Just a few days ago, I received an email from a reader who wanted me to know that she was throwing my book in the trash. I’d offended her, somehow, and she wanted me to know it. I thanked her for her feedback, like I would thank a friend.
When I first started getting published, that kind of reader email would have thrown me for a loop. I would have felt hurt or misunderstood or defensive. Probably…all three. And my already shaky confidence about my writing ability would go off-kilter, not unlike a wobbly spinning top.
Years later, with a few books under my belt (and lots of reader emails—mostly good but some not-so-good), my perspective is entirely different. That reader cared. I admire that! I don’t agree with how she communicated her outrage, but I genuinely appreciate her feedback. And respect her feelings.

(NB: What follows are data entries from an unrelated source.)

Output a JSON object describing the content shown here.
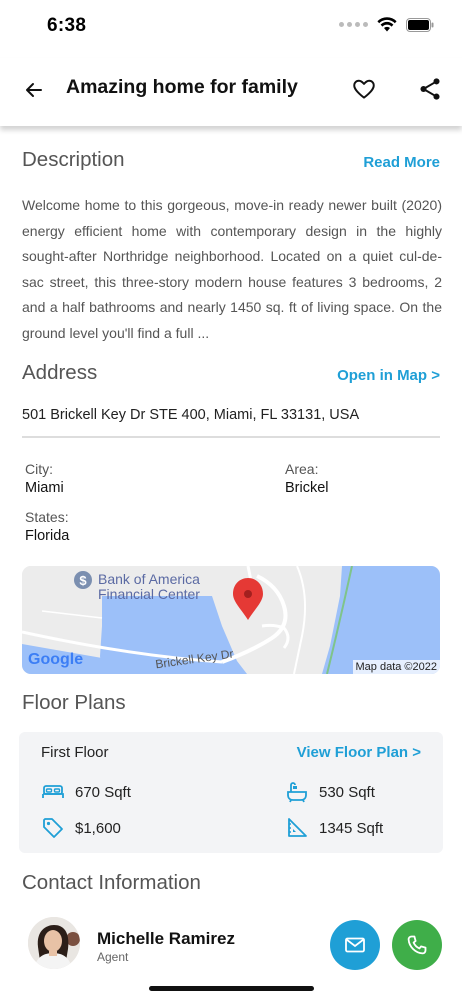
{
  "status_bar": {
    "time": "6:38"
  },
  "header": {
    "title": "Amazing home for family"
  },
  "description": {
    "heading": "Description",
    "read_more": "Read More",
    "text": "Welcome home to this gorgeous, move-in ready newer built (2020) energy efficient home with contemporary design in the highly sought-after Northridge neighborhood. Located on a quiet cul-de-sac street, this three-story modern house features 3 bedrooms, 2 and a half bathrooms and nearly 1450 sq. ft of living space. On the ground level you'll find a full ..."
  },
  "address": {
    "heading": "Address",
    "open_map": "Open in Map >",
    "line": "501 Brickell Key Dr STE 400, Miami, FL 33131, USA",
    "city_label": "City:",
    "city": "Miami",
    "area_label": "Area:",
    "area": "Brickel",
    "state_label": "States:",
    "state": "Florida"
  },
  "map": {
    "poi_line1": "Bank of America",
    "poi_line2": "Financial Center",
    "street": "Brickell Key Dr",
    "logo": "Google",
    "attribution": "Map data ©2022"
  },
  "floor_plans": {
    "heading": "Floor Plans",
    "floor_name": "First Floor",
    "view_link": "View Floor Plan >",
    "items": [
      {
        "icon": "bed-icon",
        "value": "670 Sqft"
      },
      {
        "icon": "bathtub-icon",
        "value": "530 Sqft"
      },
      {
        "icon": "price-tag-icon",
        "value": "$1,600"
      },
      {
        "icon": "area-ruler-icon",
        "value": "1345 Sqft"
      }
    ]
  },
  "contact": {
    "heading": "Contact Information",
    "name": "Michelle Ramirez",
    "role": "Agent"
  },
  "colors": {
    "accent": "#1f9fd6",
    "call": "#3fae49",
    "map_water": "#9cc0f9",
    "pin": "#e53935"
  }
}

This author gig can feel like you’re standing in front of the world in your underwear. Your imagination is on display, open to public opinion. Being exposed, feeling vulnerable…it’s part of the package. While I’m not saying that an author has to accept every reader email as correct (after all, they’re just opinions), benefits come from not taking reader emails too personally. Not even the glowing ones, the ones writers print out and keep in a file to re-read on a bad day. Here’s the thing: if we believe the negative remarks as gospel truth, then we have to believe the positive ones. And those, too, are just a reader’s opinion.
Better still is for the author to realize that, in those reader emails, the tables turn for a brief moment. The reader now becomes vulnerable to the author. A reader is revealing her imagination: how much she cares about a book, its characters, theme and plot. Good or bad, savoring a book or tossing it in the trash, the fact that a reader bothers to track an author down and let her know how she feels about it is a gift…if only because she cares enough to do it. That reader deserves a thank you, like to a friend.
Like a Thank You to a Friend Suzanne Woods Fisher (Click to Tweet)